Not to say that there aren't any distractions on the Lao side of the river. While exploring the town we passed a swarthy man who greeted us with a quiet voice and a smile. It wasn't until we had passed him that we realized that he had offered to sell us some opium. Before the night was over we were approached several more times by all sorts of characters, including the local travel agent who also moonlighted as the local drug dealer. Content to rely on alcohol as our mind altering agent, we took him up on his offer to take us and our fellow travellers to the local disco. We soon learned that the venue also served as a karaoke night club. We drank a few Beer Lao (there is only one brew in Laos), amused as a Thai woman sang folk tunes while her friends line danced to her shamelessly bad singing. It was very Lao kitsch. Oh yeah, and in case you were wondering Jama cut a rug to some Lao Hip Hop!
The next morning we woke up early to get to the pier by nine only to wait two more hours for the slow boat to depart. Shortly before departure, a well-dressed man began inspecting tickets. We assumed that he was the boat operator. He explained that we wouldn't be arriving to Pak Beng until quite late and that the town had no electricity so it would be difficult for us to find accomodation
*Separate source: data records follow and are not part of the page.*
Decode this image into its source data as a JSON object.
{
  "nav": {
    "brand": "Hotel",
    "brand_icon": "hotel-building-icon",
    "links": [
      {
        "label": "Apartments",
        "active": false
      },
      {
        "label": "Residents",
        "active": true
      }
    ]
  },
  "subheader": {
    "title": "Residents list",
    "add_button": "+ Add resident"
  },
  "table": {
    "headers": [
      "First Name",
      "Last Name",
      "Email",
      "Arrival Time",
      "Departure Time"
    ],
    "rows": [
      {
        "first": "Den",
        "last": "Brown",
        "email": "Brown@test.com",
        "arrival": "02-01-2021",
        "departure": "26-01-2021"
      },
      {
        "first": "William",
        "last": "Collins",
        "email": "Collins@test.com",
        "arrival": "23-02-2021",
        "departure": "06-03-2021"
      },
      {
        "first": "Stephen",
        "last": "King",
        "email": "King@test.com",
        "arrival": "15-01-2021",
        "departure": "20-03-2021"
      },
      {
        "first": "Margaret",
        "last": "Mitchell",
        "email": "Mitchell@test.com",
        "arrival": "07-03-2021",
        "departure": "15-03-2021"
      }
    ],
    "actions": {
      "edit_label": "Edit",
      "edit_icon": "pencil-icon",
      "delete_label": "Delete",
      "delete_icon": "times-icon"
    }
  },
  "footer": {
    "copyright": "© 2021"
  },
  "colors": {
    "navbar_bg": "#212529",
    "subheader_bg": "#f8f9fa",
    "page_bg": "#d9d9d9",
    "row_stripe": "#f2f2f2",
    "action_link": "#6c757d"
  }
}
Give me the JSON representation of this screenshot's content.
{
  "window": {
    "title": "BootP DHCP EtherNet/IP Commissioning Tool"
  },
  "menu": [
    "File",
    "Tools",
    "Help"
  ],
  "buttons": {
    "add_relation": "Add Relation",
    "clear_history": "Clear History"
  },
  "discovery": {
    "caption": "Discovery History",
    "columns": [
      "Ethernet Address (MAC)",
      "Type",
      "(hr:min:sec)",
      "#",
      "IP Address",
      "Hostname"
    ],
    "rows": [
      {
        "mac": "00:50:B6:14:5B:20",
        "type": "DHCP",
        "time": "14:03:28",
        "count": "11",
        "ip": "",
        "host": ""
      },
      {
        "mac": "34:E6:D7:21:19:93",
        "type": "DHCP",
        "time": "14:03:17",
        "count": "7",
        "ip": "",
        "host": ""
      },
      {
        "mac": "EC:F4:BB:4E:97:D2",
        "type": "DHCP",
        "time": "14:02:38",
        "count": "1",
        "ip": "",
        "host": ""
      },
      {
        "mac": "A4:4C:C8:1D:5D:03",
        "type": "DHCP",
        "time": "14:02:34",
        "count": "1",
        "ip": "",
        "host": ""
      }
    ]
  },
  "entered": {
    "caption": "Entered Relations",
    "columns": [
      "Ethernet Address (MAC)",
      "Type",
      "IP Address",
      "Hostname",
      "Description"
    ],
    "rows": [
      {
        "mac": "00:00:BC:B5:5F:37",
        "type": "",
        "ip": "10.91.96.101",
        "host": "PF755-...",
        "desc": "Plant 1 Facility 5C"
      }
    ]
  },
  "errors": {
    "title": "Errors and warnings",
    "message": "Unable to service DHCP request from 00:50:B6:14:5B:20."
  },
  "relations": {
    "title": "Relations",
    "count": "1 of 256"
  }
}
The slow boat ride lasted two days with a stop-over in the aforementioned Pak Beng. The ride itself was uncomfortable. The operators try to cram as many people as possible into the boat so we ended up with about 80. The floor was actually more comfortable than the wooden seats which are too high and lack cushioning. Still, the experience of floating along the picturesque Mekong more than made up for the discomfort. In fact, we were fortunate that on the second day our boat broke down and we ended up with more room. After switching boats, the operators decided to tug the second non-working boat down the river so we had our choice of seat on two boats!